» What you need to do
Look for the word "image". Copy every line of the listing where it occurs.

» Entries supplied
········

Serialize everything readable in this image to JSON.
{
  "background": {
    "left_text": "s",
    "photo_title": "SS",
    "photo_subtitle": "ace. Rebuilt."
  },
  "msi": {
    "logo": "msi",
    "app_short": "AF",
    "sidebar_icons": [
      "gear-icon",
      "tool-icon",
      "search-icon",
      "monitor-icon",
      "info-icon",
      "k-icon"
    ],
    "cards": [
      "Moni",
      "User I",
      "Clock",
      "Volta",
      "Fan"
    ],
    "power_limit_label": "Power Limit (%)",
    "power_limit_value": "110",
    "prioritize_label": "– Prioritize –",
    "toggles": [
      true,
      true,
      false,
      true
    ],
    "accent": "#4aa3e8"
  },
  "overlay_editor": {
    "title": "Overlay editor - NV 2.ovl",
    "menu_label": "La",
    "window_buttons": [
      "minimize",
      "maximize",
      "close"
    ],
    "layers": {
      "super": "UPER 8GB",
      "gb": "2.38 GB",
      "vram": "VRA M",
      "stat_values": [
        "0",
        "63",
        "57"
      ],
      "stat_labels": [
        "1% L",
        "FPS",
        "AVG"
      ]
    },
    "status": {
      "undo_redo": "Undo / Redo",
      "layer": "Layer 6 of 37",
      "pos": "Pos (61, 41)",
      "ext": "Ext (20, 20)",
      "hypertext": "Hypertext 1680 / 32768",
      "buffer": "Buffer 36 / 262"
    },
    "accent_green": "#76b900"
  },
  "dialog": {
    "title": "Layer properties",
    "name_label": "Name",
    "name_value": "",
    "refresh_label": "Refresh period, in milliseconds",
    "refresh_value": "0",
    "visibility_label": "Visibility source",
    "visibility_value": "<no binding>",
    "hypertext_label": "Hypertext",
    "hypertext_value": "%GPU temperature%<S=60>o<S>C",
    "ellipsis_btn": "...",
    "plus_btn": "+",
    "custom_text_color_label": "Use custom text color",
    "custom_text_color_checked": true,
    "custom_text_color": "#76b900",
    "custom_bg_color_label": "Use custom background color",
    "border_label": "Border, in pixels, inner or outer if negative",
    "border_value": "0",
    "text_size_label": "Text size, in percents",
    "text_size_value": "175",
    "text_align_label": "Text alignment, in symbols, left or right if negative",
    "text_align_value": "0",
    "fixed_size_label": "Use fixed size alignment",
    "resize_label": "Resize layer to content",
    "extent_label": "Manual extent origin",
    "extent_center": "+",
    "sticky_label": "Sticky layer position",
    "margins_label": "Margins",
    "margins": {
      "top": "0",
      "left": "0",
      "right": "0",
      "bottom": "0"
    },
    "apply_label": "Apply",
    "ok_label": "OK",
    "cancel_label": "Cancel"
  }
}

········

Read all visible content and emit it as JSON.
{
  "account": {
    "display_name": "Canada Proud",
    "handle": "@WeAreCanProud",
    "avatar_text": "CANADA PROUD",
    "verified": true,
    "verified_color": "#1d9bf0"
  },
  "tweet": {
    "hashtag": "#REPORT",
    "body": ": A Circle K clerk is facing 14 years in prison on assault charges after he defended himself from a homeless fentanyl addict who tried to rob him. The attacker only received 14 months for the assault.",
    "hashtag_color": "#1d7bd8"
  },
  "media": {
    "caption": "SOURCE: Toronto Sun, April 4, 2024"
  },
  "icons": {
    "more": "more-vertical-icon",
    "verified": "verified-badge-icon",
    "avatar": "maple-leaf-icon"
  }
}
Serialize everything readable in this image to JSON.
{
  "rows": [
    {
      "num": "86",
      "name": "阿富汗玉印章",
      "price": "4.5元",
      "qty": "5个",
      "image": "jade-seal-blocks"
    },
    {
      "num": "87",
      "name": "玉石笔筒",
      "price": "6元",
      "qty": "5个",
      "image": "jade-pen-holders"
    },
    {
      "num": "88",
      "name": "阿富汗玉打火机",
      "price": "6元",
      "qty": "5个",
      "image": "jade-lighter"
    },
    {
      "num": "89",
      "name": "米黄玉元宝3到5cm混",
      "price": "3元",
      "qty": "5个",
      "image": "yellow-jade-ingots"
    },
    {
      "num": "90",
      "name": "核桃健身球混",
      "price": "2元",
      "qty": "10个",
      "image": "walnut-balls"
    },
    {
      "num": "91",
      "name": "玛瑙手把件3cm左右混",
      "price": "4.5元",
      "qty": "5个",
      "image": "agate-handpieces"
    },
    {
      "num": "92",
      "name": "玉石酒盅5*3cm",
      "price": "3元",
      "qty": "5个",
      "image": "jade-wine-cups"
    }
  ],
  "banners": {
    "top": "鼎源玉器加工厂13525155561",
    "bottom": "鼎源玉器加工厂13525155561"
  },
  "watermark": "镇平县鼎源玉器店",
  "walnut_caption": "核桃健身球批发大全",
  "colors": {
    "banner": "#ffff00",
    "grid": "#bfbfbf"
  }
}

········

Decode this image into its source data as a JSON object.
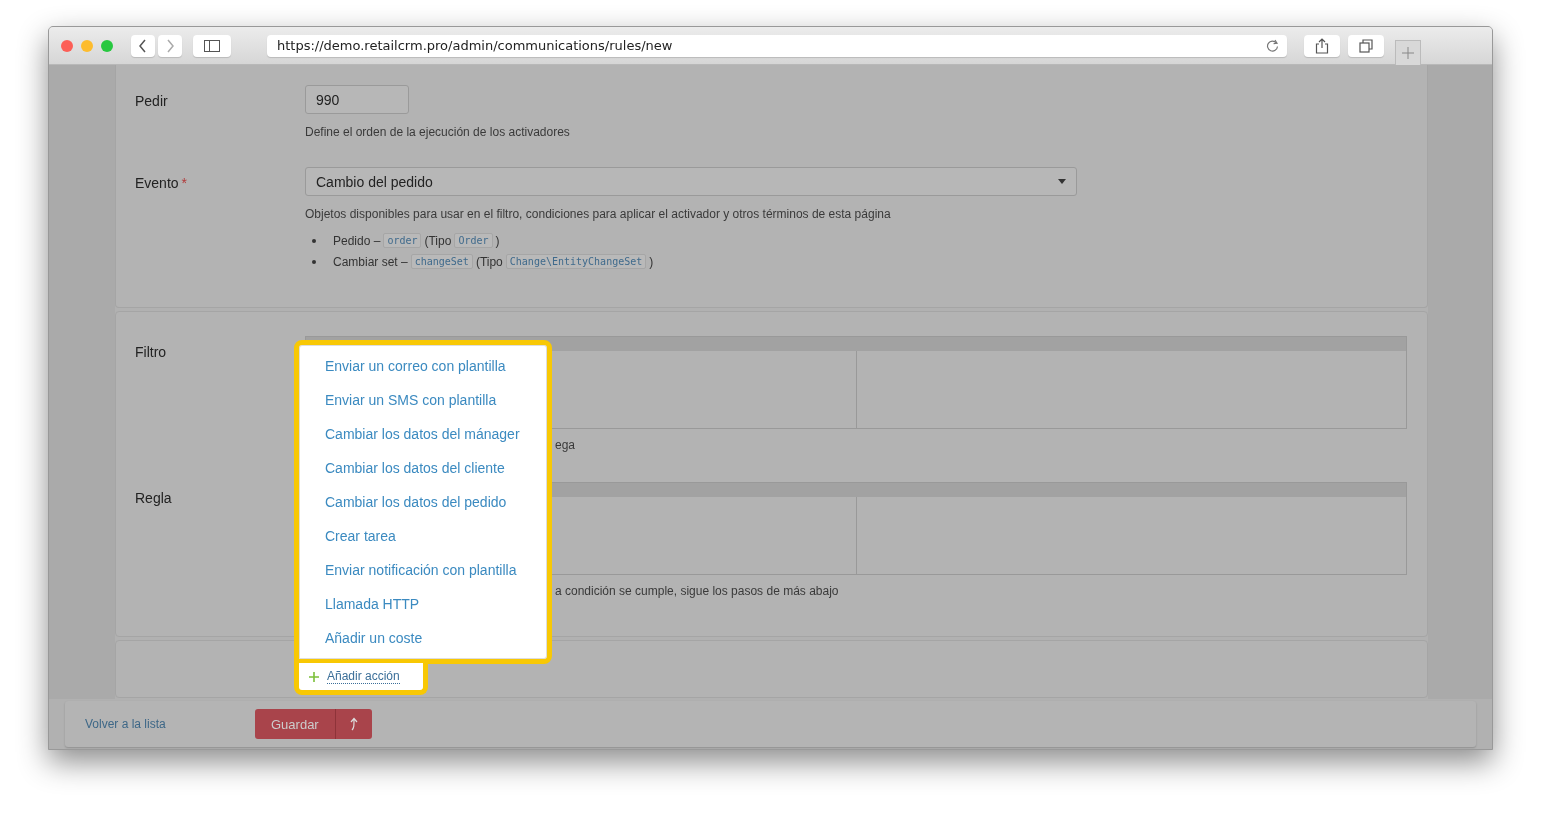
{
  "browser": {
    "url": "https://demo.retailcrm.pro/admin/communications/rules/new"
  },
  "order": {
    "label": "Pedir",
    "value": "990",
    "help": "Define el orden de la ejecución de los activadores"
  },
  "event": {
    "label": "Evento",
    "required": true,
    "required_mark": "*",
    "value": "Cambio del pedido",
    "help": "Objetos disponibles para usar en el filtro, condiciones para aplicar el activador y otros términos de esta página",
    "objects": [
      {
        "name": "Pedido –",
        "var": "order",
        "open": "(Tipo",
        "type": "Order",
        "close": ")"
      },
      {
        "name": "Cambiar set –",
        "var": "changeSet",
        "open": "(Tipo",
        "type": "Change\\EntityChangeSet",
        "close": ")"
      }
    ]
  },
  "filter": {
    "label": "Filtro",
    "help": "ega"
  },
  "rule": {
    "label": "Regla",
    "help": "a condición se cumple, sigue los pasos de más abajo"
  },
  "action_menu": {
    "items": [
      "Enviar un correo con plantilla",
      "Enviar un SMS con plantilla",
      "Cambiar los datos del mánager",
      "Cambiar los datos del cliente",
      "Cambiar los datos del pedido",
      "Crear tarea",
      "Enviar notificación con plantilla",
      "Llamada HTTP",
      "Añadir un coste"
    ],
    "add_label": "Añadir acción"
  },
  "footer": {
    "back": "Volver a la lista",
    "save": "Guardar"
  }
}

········

» Answer box
Serialize everything readable in this image to JSON.
Serialize everything readable in this image to JSON.
      "image": "jade-seal-blocks"
      "image": "jade-pen-holders"
      "image": "jade-lighter"
      "image": "yellow-jade-ingots"
      "image": "walnut-balls"
      "image": "agate-handpieces"
      "image": "jade-wine-cups"
Decode this image into its source data as a JSON object.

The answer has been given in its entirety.